Russia’s election interference reflects a trend that blends premeditation with opportunism. To bolster resilience, countries must urgently share best practices and lessons learned.
U.S. President Trump’s decision to withdraw from the Iran nuclear deal should propel Europeans to stand their ground and mark the beginning of a more independent role for Europe in the world.
Policy watchers have to understand that their traditional methods of analysis do not count anymore. Whatever the issue, the U.S. president’s response is: me.
Busy citizens will not engage with European politics unless they have a good chance of being heard. The EU must provide tangible and high-profile initiatives to bridge this divide.
Berlin isn’t in delivery mode. German hesitancy is becoming one of Europe’s biggest liabilities and could derail Macron’s bold plans for a stronger Europe.

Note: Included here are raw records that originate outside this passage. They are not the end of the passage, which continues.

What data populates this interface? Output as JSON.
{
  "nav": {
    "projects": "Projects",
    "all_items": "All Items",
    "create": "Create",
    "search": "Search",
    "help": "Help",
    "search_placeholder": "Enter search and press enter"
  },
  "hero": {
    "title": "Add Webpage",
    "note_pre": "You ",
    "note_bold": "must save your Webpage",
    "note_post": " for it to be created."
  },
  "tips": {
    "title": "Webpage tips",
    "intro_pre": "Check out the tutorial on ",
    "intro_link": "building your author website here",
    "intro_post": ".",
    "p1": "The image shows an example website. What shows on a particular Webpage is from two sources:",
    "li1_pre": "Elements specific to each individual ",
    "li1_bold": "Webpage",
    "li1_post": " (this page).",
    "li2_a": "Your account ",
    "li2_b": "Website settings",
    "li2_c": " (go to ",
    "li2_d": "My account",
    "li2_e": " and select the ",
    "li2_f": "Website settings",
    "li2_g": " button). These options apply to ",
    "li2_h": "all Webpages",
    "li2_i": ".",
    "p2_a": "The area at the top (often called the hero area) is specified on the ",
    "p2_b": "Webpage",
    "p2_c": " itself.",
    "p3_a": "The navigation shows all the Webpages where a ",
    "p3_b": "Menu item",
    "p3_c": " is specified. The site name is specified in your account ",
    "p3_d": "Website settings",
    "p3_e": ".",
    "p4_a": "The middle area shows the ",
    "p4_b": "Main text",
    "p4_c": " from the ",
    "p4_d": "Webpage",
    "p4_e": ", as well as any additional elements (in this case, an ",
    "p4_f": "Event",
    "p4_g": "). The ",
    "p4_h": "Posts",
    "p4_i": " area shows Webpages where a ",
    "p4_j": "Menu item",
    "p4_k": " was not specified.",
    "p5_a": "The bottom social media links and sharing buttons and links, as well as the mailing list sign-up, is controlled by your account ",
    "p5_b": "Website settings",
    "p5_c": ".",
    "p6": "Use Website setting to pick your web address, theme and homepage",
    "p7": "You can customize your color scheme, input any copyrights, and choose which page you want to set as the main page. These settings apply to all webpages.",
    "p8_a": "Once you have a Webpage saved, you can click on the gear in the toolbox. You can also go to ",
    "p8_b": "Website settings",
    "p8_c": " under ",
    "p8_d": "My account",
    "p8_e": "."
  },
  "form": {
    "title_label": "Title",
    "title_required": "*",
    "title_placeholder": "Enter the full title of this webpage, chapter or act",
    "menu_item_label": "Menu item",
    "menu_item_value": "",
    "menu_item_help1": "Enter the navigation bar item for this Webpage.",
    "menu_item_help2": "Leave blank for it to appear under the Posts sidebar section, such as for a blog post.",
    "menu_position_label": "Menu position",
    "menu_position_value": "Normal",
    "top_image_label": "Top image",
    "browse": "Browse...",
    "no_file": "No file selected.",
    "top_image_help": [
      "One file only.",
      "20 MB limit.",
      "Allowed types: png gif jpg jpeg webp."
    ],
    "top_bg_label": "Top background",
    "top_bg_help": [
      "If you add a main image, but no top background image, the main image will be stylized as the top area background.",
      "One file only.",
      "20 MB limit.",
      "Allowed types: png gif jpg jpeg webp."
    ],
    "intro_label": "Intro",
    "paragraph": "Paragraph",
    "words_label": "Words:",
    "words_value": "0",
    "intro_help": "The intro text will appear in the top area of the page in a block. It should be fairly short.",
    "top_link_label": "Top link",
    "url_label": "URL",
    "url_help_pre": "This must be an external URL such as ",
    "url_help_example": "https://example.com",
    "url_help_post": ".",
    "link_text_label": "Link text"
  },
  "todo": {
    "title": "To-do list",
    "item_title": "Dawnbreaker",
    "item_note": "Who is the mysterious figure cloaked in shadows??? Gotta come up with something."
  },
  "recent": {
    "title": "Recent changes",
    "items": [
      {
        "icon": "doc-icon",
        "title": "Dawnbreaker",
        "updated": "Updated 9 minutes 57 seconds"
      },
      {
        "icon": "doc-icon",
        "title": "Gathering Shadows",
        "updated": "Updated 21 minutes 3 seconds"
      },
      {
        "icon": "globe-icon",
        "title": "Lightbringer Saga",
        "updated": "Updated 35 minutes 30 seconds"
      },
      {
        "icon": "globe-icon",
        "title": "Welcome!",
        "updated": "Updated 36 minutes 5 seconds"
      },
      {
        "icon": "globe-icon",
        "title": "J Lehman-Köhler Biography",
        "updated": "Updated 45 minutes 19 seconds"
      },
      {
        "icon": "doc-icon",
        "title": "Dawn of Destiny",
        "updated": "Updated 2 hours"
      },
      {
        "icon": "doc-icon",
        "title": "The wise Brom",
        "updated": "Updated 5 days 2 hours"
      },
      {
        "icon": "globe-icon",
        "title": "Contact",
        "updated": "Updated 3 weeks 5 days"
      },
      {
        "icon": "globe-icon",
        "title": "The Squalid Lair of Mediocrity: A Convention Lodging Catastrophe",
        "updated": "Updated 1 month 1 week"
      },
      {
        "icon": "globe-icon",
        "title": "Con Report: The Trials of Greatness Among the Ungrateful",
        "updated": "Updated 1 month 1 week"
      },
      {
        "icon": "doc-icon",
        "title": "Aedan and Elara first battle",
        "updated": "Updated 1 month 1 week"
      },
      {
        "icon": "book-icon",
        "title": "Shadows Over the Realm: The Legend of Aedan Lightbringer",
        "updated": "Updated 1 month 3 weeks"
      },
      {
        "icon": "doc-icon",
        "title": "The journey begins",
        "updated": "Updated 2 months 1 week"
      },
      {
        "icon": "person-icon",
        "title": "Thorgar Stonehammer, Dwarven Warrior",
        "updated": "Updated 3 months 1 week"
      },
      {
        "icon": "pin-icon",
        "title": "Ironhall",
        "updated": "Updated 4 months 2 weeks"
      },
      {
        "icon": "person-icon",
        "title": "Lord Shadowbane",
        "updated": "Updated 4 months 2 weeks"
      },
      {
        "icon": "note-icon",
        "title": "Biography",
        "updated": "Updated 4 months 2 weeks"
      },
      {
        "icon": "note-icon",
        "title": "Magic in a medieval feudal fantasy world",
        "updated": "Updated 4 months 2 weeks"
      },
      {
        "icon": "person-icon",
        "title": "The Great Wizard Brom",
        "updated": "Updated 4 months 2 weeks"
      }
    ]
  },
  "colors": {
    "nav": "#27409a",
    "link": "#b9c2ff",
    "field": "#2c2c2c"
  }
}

The international order has never been tidy or complete, always having lands with contested sovereignty. Yet the breakdown of empires is the most common catalyst for producing new aspirant states.
Not every post-Soviet revolution is about the geopolitics of Russia.
Cruise missiles and lofty speeches will not bring peace to the Syrians. France must enlist the EU to start working on a real settlement.
Brussels should compartmentalise its approach to Washington: Finding possible agreements over shared concerns while staunchly defending the Iran nuclear deal itself.
France’s En Marche began as a grassroots movement and has evolved under Emmanuel Macron’s strong leadership. Its sustainability will depend on reconciling these contrasting styles.
European donors should persist with a localist approach in Syria, but efforts should generate an inclusive notion of democratic citizenship rather than just support the liberal-moderate opposition.
Another wave of mass migration is likely to hit Europe, and unless the EU can muster collective action, the Schengen system of passport-free travel could be swept away.
Reforms in Ukraine have taken a back seat during a protracted season of electoral politics. A key question is whether the rival factions can compete peacefully and avoid destabilizing the country again.
The political ballgame in Europe will change profoundly after Brexit. A clear realignment is already apparent as the dynamics between smaller member states, in particular, begins to shift.
The Brexit negotiations have progressed thus far by kicking key issues down the road, but the road is fast running out.
Europe has lost its moral compass. Its current enthusiasm for interests will one day come back to haunt it.
A massive deterioration of the rule of law in Turkey is making a political alliance with the EU impossible, but cooperation must continue. Supporting the country’s resilient democrats is a major political task for Brussels.
Democratic renewal in the United States calls for locally driven public engagement rather than the establishment of a third party, which would likely further worsen polarization and governance.
The UK prime minister has failed to present a compelling vision for post-Brexit Europe and remains indecisive about Britain’s future trade relationship with the EU.
The EU’s approaches to global order and international challenges are increasingly more selective.